In the mid-1970s, Day changed direction, developing a new medium she called ‘Silk Mosaics’. These one-off wall-hangings, hand stitched by her assistants in tiny squares of richly coloured silk, were exhibited and sold around the world. Her design style is characterised by a balance of delicacy and strength, and her personal determination and organizational ability underpinned her design career.

Though Robin and Lucienne Day mostly worked separately, they were engaged as joint Design Consultants by John Lewis. During their 25 years’ relationship with the company they initiated a transformation of every aspect of the house style. Lucienne’s largest silk mosaic ‘Aspects of the Sun’ was designed for the John Lewis coffee shop.

Robin and Lucienne Day were both awarded the OBE and were the first married couple both to be appointed Royal Designer for Industry.

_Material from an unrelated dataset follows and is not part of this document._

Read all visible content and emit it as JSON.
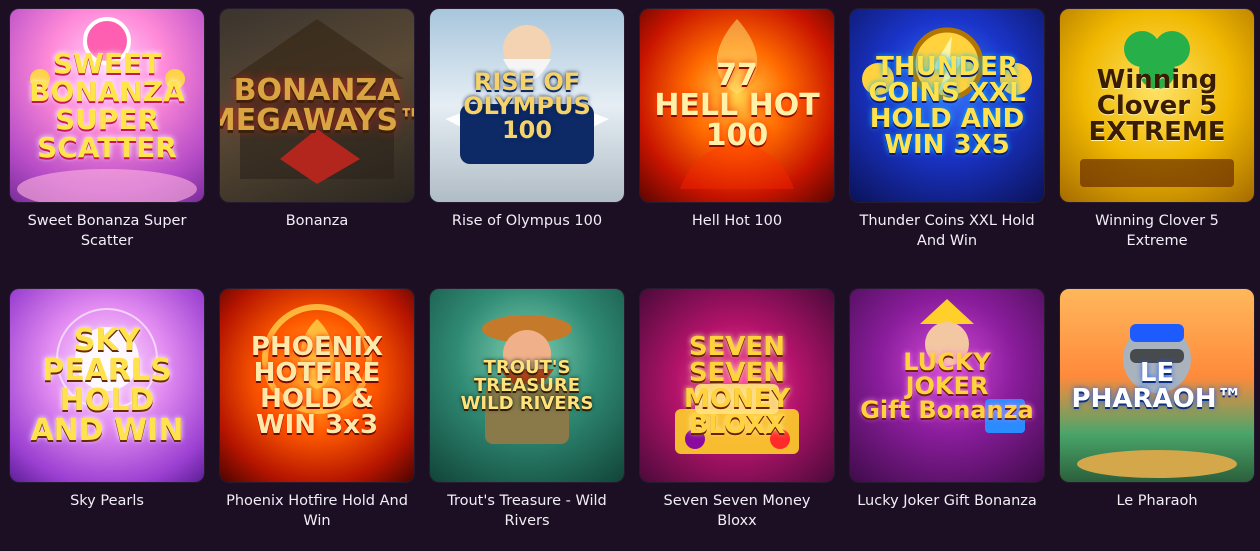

May 2015 saw the formation of the Robin and Lucienne Day Foundation spearheaded by their daughter Paula. As part of its mission to promote public knowledge, appreciation and understanding of the Days’ design legacies, the Foundation has made donations from Robin and Lucienne’s personal design archive to leading public collections including the V&A Museum, London, the Whitworth Art Gallery, Manchester and the Geffrye Museum, London. The contents of Robin Day’s studio are to be donated to London’s Design Museum for public display on its new site, the former Commonwealth Institute building in Kensington. The Foundation will also work closely with design writers and curators to provide information about the Days’ design careers, and is currently digitising Robin Day’s historic design photograph archive to create an important educational resource.